By now, most people have seen the video circulating the Internet which features a fish that has been deep-fried, being consumed...alive. Yes, the fish is still alive during the deep-frying process and while it's being happily eaten by a raucous table of Chinese diners. They poke and prod the fish's face and mouth to force it to gasp desperately while laughing as it flails fruitlessly on the plate. To say the video is disturbing is putting it mildly.
By American dining standards, this practice transcends the boundaries of tastelessness into simple cruelty. But by Chinese dining standards, this is simply showmanship and presentation -- the equivalent of Bananas Foster flambeed tableside. The comments on every video you find on the web seem to have the same argument behind them: What we view as cruel is simply another culture's cuisine -- and we, as Westerners, are the originators and advocates of far more inhuman practices in the name of good food.
Could it be that we find the fish video more disturbing because very few videos exist of force-feeding geese for foie gras or confining calves for veal? Or could it be because we don't look at the roach-like crustaceans such as lobsters the same way we look into a fish's sad, milky eye, the way we assign it some sort of humanity as it flaps helplessly on the plate?
Below are five similarly inhumane practices that people across the world employ for the sake of fine dining. Are these better or worse than Chinese deep-fried fish? You decide.

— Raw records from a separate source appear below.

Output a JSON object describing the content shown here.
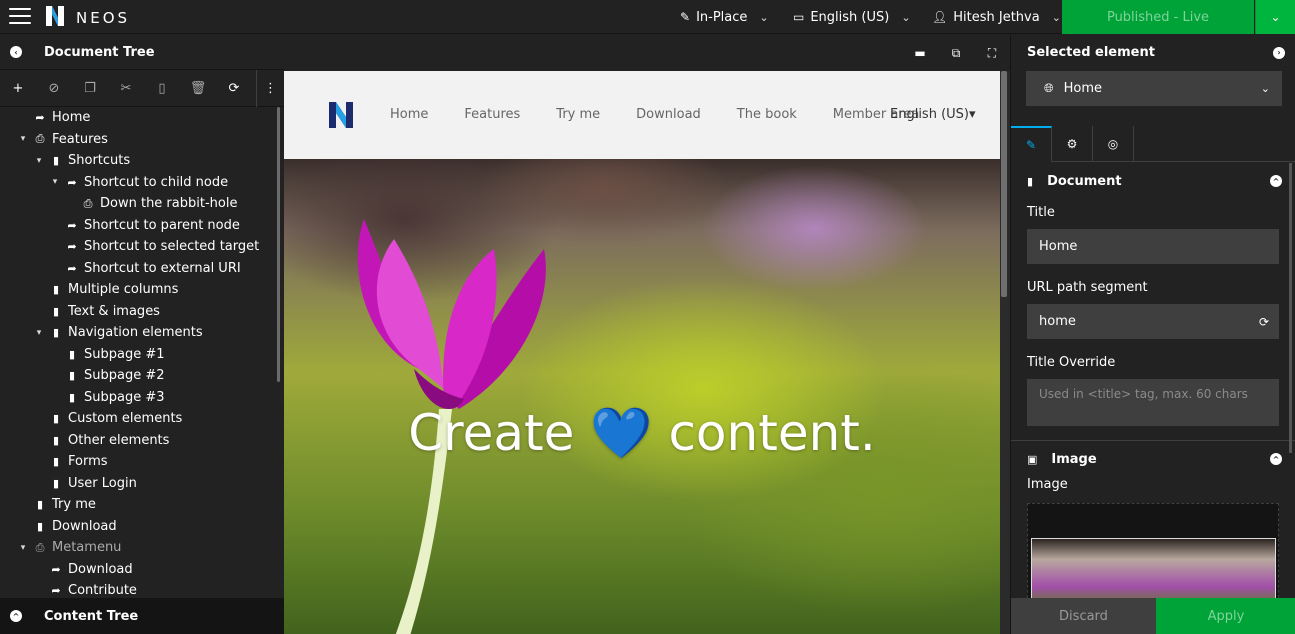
{
  "app": {
    "brand": "NEOS"
  },
  "topbar": {
    "edit_mode": "In-Place",
    "dimension": "English (US)",
    "user": "Hitesh Jethva",
    "publish_status": "Published - Live",
    "colors": {
      "published": "#00a338",
      "accent": "#00adee"
    }
  },
  "document_tree": {
    "title": "Document Tree",
    "toolbar": [
      "add-icon",
      "hide-icon",
      "copy-icon",
      "cut-icon",
      "paste-icon",
      "delete-icon",
      "refresh-icon",
      "more-icon"
    ],
    "nodes": [
      {
        "label": "Home",
        "depth": 0,
        "icon": "shortcut",
        "caret": ""
      },
      {
        "label": "Features",
        "depth": 0,
        "icon": "doc-shortcut",
        "caret": "open"
      },
      {
        "label": "Shortcuts",
        "depth": 1,
        "icon": "page",
        "caret": "open"
      },
      {
        "label": "Shortcut to child node",
        "depth": 2,
        "icon": "shortcut",
        "caret": "open"
      },
      {
        "label": "Down the rabbit-hole",
        "depth": 3,
        "icon": "doc-shortcut",
        "caret": ""
      },
      {
        "label": "Shortcut to parent node",
        "depth": 2,
        "icon": "shortcut",
        "caret": ""
      },
      {
        "label": "Shortcut to selected target",
        "depth": 2,
        "icon": "shortcut",
        "caret": ""
      },
      {
        "label": "Shortcut to external URI",
        "depth": 2,
        "icon": "shortcut",
        "caret": ""
      },
      {
        "label": "Multiple columns",
        "depth": 1,
        "icon": "page",
        "caret": ""
      },
      {
        "label": "Text & images",
        "depth": 1,
        "icon": "page",
        "caret": ""
      },
      {
        "label": "Navigation elements",
        "depth": 1,
        "icon": "page",
        "caret": "open"
      },
      {
        "label": "Subpage #1",
        "depth": 2,
        "icon": "page",
        "caret": ""
      },
      {
        "label": "Subpage #2",
        "depth": 2,
        "icon": "page",
        "caret": ""
      },
      {
        "label": "Subpage #3",
        "depth": 2,
        "icon": "page",
        "caret": ""
      },
      {
        "label": "Custom elements",
        "depth": 1,
        "icon": "page",
        "caret": ""
      },
      {
        "label": "Other elements",
        "depth": 1,
        "icon": "page",
        "caret": ""
      },
      {
        "label": "Forms",
        "depth": 1,
        "icon": "page",
        "caret": ""
      },
      {
        "label": "User Login",
        "depth": 1,
        "icon": "page",
        "caret": ""
      },
      {
        "label": "Try me",
        "depth": 0,
        "icon": "page",
        "caret": ""
      },
      {
        "label": "Download",
        "depth": 0,
        "icon": "page",
        "caret": ""
      },
      {
        "label": "Metamenu",
        "depth": 0,
        "icon": "doc-shortcut",
        "caret": "open",
        "muted": true
      },
      {
        "label": "Download",
        "depth": 1,
        "icon": "shortcut",
        "caret": ""
      },
      {
        "label": "Contribute",
        "depth": 1,
        "icon": "shortcut",
        "caret": ""
      }
    ]
  },
  "content_tree": {
    "title": "Content Tree"
  },
  "site": {
    "nav": [
      "Home",
      "Features",
      "Try me",
      "Download",
      "The book",
      "Member area"
    ],
    "language": "English (US)▾",
    "hero_title_before": "Create",
    "hero_emoji": "💙",
    "hero_title_after": "content."
  },
  "inspector": {
    "title": "Selected element",
    "node": "Home",
    "tabs": [
      "pencil-icon",
      "gear-icon",
      "target-icon"
    ],
    "document_group": {
      "title": "Document",
      "title_label": "Title",
      "title_value": "Home",
      "uri_label": "URL path segment",
      "uri_value": "home",
      "override_label": "Title Override",
      "override_placeholder": "Used in <title> tag, max. 60 chars"
    },
    "image_group": {
      "title": "Image",
      "image_label": "Image"
    },
    "discard": "Discard",
    "apply": "Apply"
  }
}
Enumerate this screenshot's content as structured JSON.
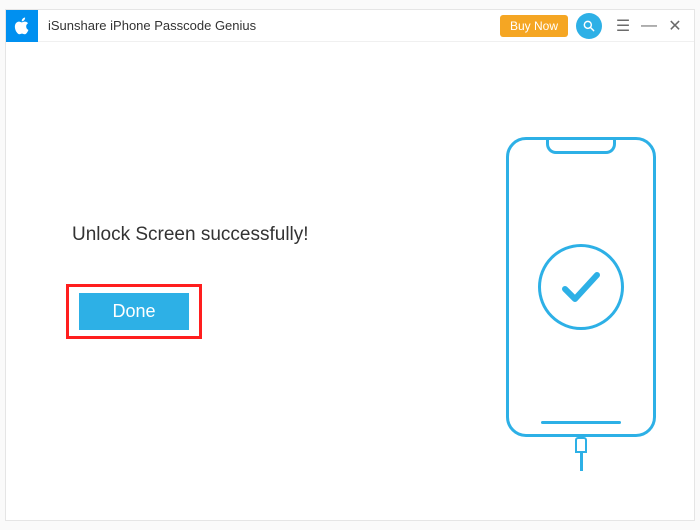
{
  "titlebar": {
    "app_title": "iSunshare iPhone Passcode Genius",
    "buy_now_label": "Buy Now"
  },
  "content": {
    "success_message": "Unlock Screen successfully!",
    "done_label": "Done"
  }
}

Foie Gras Called the "delicacy of despair" by PETA and famously banned in Chicago for two years, foie gras is the artificially fattened liver of captive geese. We say artificially fattened because a goose's liver would never become as enlarged or fatty on its own. Instead, a tube is inserted into the goose's esophagus and the animal is force-fed corn mash for two to three weeks before its slaughter. The practice -- which has been condemned by welfare groups like the Humane Society -- remains banned in nations such as Turkey and Israel, although the practice is alive and well here and in many European countries.
If you like this story, consider signing up for our email newsletters.
SHOW ME HOW
You have successfully signed up for your selected newsletter(s) - please keep an eye on your mailbox, we're movin' in!
Veal Veal is the tender, flavorful meat of calves that have been slaughtered when they're between a week old to more than two years old. Baby cow sounds bad enough, but it's the crates that those baby cows are kept in which nearly destroyed the veal industry in the 1980s when photographs emerged showing veal calves tied into crates where they couldn't move. And these dark, tiny, cramped crates weren't just a holding chamber; they were the calves' permanent homes until they were slaughtered. Veal crates have steadily been banned in U.S. states and countries across the world ever since (although they still remain legal in Texas), but the practice still exists elsewhere.
Dog Meat Considered a delicacy in China and -- to a lesser extent -- Vietnam, dog meat is valued for its taste, being compared to mutton, and for purported medicinal qualities. But because the dog -- like the horse -- is a service animal and one with which humans tend to form close relationships, the consumption of dog meat is reviled almost the entire world over. The consumption of dog meat is particularly controversial due to reports that dogs are skinned alive in China before they're killed, an inhumane treatment no matter how lamb-like Fido might taste.
Bushmeat If killing and eating dogs seems cruel, consider the practice of eating bushmeat. Although bushmeat can be any wild animal such as kangaroo or porcupine, one percent of bushmeat killed and sold is primate-based. That is: gorilla, chimpanzee or bonobo (you know the bonobo as the adorable miniature version of a chimpanzee). This is very nearly similar to committing cannibalism, but this doesn't stop African poachers from cruelly slaughtering entire families of great apes and selling them as food. See for yourself (note: don't click on that link if you've just eaten...).
Lobster Is killing lobster inhumane? People have argued that steaming a lobster is the quickest and kindest way to kill it. But would you want to be boiled to death in a pot of water or simultaneously suffocated and scalded to death by hot steam? Whether lobsters (or crabs, for that matter) can feel pain is still up for debate, but in the meantime there's a far less cruel way to kill them: Place a lobster in the freezer for 15 to 20 minutes, then split it in half with a large butcher's knife. Squeamish about that? Getting in touch with the food you eat might make you that way at first, but it brings about a deeper appreciation and understanding of what goes into your body in the long run.